● Requirement: Going through the entries below, count each line that holds "desc" and give only the total.

● Data to use:
——————————

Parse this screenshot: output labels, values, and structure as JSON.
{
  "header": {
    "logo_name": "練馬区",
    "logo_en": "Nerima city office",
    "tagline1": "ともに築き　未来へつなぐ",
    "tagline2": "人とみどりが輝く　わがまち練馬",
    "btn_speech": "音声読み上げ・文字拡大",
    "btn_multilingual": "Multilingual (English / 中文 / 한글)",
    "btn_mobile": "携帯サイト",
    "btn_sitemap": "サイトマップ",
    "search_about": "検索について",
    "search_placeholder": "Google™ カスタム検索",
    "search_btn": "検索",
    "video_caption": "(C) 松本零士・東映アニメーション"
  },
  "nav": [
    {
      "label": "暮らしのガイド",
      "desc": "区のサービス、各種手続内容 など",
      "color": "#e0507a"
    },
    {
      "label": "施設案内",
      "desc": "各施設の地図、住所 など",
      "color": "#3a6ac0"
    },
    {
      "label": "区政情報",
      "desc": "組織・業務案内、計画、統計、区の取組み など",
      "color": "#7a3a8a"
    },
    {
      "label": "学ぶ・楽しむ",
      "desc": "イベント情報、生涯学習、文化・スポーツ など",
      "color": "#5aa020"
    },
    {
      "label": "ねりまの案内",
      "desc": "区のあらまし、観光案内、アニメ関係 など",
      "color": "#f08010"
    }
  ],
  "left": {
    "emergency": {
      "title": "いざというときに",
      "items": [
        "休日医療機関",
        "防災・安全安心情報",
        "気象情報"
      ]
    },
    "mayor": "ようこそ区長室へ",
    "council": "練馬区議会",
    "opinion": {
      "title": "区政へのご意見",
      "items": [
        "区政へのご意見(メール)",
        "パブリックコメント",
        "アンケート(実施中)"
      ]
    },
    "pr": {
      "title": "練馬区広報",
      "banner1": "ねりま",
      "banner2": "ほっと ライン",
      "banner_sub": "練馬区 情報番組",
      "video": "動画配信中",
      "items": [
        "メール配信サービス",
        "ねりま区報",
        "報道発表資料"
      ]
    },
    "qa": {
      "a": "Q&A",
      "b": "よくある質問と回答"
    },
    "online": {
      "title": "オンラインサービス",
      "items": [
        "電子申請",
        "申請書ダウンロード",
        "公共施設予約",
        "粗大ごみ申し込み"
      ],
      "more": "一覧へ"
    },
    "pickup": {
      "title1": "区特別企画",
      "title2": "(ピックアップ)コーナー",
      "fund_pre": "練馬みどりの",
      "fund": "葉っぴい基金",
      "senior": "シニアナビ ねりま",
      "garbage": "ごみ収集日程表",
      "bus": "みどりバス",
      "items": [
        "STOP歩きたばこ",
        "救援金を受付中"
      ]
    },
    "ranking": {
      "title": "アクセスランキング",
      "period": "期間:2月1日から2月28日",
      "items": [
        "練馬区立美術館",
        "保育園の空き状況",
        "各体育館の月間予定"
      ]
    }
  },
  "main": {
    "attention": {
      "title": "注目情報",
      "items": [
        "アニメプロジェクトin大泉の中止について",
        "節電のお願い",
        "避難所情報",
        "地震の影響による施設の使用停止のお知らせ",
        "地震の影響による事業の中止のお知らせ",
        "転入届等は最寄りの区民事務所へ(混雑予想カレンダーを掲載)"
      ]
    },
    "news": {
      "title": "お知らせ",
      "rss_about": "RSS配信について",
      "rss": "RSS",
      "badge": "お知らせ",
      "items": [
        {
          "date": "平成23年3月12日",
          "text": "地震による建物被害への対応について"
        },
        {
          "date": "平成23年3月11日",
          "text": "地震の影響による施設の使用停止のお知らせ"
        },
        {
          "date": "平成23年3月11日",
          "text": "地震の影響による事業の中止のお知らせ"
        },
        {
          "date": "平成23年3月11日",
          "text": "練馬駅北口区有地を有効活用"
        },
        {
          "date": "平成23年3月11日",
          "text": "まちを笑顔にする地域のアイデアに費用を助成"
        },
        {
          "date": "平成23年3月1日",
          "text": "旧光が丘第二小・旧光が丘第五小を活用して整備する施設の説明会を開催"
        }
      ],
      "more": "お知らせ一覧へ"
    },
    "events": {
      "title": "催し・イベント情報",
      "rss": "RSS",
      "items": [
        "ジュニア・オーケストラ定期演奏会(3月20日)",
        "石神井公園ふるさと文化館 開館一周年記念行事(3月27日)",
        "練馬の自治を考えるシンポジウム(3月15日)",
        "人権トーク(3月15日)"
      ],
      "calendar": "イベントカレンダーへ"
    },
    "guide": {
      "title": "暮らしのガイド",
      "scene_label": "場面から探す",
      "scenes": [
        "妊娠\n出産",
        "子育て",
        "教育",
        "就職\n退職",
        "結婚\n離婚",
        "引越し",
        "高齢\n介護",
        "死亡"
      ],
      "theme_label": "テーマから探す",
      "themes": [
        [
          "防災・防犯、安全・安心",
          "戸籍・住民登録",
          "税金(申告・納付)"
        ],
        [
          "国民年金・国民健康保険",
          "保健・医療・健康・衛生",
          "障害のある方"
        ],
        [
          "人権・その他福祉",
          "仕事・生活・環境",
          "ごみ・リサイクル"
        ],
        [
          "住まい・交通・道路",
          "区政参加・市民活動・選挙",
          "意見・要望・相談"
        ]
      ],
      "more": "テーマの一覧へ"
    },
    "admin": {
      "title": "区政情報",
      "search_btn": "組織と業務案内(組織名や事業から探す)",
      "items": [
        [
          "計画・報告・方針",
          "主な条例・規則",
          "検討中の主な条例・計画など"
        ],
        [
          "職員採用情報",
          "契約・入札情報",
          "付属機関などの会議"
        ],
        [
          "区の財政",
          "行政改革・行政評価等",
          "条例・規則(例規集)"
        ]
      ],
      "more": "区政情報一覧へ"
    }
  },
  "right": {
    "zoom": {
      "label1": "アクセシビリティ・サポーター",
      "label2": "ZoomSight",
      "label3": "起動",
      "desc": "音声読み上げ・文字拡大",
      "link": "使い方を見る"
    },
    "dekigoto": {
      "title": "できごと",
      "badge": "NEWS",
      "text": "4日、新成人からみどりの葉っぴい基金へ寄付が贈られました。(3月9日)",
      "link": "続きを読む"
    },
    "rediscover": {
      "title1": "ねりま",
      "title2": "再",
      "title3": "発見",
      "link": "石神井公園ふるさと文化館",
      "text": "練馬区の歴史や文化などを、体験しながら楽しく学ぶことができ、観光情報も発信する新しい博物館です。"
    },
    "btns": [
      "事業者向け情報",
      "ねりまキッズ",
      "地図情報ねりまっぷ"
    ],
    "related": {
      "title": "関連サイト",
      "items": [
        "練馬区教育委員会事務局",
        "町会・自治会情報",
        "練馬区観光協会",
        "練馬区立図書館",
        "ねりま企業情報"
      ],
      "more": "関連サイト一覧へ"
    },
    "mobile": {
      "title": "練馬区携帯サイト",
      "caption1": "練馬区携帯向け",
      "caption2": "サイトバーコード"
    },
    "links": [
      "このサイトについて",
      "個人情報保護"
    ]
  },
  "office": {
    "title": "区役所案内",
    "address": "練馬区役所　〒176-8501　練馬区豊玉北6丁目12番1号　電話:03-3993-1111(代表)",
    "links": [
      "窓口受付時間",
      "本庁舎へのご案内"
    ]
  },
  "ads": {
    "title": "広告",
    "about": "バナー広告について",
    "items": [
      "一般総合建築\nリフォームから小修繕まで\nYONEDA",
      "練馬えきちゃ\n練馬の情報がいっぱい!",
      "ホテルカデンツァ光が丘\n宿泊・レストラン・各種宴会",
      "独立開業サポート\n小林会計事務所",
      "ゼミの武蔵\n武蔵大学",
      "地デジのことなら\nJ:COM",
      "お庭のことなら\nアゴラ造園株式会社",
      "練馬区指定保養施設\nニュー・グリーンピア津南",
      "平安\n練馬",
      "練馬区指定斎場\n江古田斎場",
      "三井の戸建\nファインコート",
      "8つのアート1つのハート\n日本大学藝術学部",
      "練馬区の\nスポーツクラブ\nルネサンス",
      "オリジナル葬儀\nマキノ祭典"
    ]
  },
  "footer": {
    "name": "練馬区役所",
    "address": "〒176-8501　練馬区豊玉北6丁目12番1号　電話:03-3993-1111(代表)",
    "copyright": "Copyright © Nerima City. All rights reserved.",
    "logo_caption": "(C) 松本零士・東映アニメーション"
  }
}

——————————

● Output below: 6